Skip to main content

Tim Cox conveys the calm before the storm on Wyoming’s Wagonhound Land & Livestock Company

Western Horseman – January 2015
By Jennifer Denison
Western Horseman - Tim Cox

Summer Breezes, 20-by-30-inch oil on masonite

Wyoming is known for having wide-open spaces and plenty of wind. Artist Tim Cox of Bloomfield, New Mexico, has felt the abrasive gusts as they sweep across the mountains and into the picturesque valleys at Wagonhound Land & Livestock Co. in Douglas.

Cowboy Artists of America honorary member Art Nicholas owns the ranch. The outfit’s horses, landscape, cottony clouds and wind were muses for Cox’s painting Summer Breezes, which is one of his wife Suzie’s favorites.

“Summer Breezes has two of my favorite things: sorrel horses and huge blue thunderheads in the background,” she says. “Adding the blowing manes creates a touch of timelessness and calm.”
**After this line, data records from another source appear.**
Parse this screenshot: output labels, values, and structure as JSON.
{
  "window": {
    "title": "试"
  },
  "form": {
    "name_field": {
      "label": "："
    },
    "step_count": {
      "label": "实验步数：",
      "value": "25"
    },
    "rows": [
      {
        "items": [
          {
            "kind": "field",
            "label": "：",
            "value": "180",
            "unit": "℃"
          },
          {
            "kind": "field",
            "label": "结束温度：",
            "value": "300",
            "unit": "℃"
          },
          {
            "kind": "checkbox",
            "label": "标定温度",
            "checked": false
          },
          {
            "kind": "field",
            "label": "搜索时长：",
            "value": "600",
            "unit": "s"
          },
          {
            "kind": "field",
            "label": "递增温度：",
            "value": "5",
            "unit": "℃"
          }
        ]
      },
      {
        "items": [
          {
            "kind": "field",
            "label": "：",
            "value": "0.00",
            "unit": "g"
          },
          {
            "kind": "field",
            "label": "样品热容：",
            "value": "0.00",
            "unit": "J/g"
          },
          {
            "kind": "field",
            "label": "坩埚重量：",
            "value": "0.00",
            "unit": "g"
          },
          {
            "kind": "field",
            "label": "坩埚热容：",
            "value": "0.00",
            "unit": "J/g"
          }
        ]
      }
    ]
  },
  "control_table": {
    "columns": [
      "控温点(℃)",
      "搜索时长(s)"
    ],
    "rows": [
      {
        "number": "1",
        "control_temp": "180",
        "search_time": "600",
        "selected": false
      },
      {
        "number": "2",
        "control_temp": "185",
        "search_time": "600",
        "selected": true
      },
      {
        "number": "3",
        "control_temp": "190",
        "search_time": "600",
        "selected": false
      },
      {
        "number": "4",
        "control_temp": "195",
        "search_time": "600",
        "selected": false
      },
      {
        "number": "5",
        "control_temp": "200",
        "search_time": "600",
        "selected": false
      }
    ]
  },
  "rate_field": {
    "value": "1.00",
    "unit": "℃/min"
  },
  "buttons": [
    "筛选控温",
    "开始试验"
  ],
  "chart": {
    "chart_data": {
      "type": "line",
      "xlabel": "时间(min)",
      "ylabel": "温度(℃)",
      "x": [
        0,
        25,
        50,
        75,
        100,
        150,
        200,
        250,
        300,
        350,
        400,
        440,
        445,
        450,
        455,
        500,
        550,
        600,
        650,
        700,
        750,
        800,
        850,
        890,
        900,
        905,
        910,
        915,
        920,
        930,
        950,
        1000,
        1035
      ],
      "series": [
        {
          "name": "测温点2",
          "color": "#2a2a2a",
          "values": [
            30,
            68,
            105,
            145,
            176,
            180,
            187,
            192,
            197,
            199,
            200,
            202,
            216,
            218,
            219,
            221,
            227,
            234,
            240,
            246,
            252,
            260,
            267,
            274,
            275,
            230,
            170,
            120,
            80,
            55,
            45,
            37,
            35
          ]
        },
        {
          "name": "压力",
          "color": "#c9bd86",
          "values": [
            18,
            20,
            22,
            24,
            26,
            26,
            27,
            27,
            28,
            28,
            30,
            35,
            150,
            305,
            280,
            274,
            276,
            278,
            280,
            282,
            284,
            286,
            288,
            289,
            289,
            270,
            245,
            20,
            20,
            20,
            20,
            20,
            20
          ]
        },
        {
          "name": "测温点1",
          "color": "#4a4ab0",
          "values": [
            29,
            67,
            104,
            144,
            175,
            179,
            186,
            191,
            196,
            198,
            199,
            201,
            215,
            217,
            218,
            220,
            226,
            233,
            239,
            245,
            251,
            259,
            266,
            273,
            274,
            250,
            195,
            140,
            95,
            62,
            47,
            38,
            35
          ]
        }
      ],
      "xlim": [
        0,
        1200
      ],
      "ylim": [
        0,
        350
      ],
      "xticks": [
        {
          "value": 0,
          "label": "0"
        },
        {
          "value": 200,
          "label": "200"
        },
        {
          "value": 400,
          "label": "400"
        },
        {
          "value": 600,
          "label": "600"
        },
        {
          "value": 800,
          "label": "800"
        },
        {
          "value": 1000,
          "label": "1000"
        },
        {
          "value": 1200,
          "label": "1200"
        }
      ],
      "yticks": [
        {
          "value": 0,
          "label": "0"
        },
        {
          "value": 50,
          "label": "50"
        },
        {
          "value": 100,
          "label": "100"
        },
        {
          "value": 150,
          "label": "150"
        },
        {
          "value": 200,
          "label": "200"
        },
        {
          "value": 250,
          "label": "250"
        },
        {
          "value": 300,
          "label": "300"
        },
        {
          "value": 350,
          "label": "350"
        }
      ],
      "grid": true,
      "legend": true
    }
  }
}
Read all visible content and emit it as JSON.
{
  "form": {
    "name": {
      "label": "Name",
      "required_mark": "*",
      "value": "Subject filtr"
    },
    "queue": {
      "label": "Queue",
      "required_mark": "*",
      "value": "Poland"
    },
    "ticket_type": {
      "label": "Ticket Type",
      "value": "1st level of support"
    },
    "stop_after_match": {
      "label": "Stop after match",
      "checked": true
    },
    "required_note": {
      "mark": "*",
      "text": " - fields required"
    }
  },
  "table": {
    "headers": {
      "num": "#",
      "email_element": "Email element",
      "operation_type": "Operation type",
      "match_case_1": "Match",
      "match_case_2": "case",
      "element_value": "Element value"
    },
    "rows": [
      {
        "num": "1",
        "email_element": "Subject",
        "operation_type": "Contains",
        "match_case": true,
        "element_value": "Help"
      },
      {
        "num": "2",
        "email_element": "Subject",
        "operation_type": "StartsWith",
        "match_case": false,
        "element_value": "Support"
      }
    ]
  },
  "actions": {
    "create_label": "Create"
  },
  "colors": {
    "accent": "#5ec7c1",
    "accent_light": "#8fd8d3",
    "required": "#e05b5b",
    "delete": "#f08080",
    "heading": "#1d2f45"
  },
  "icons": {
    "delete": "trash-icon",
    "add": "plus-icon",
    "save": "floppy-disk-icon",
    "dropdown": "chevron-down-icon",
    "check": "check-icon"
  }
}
Cox created the painting for the CAA Exhibition & Sale in 2008, his first year as a member. As with all of his paintings, Summer Breezes Tim Cox conveys the calm before the storm on Wyoming’s Wagonhound Land & Livestock Co. By Jennifer Denison Cox used a compilation of photographs he had taken on ranches, as well as his imagination, to create a painting that showed the connection among horses, ranching, the landscape and the weather.

“I wanted to show a summer afternoon pastoral scene where everything is relaxed, and a person wouldn’t mind ‘stepping into’ the painting and feeling the breeze,” he says. Cox achieved his goal. The blowing manes and tails on the horses, along with the feathering storm clouds overhead, create a windswept scene that is so realistic that viewers can’t help but hear the howl of the wind.

In this painting, he positioned the horses at angles that move a viewer’s eye around the canvas. If you follow the neck of the sorrel horse standing horizontally on the left, it guides you along the horse’s back, over its hip and down its leg to the shadow. Then the eye goes to the bush and up the bay horse’s neck on the right of the painting and into the sky, Cox explains. The contrast of light and dark in the clouds moves the eye into the backdrop, where Laramie Peak is seen at the left of the painting.

An avid horseman, Cox has an eye for horseflesh and conveys it in the detail and accuracy of the horses he paints. Naturally, he would be drawn to the high-quality ranch horses raised on the Wagonhound for his paintings and to ride.

The artist has two colts sired by the Wagonhound’s leading cutting horse stallion, WR This Cats Smart, by High Brow Cat and out of The Smart Look by Smart Little Lena. One is a 3-year-old named Catimus Maximus, who is in training and will be shown in cutting horse derbies this year. The other is a yearling cutting horse prospect named Grumpy Cat that Cox’s daughter, Calla, will start as a 2-year-old this spring.

For more information on Cox, visit

To read the original article Click for PDF Version »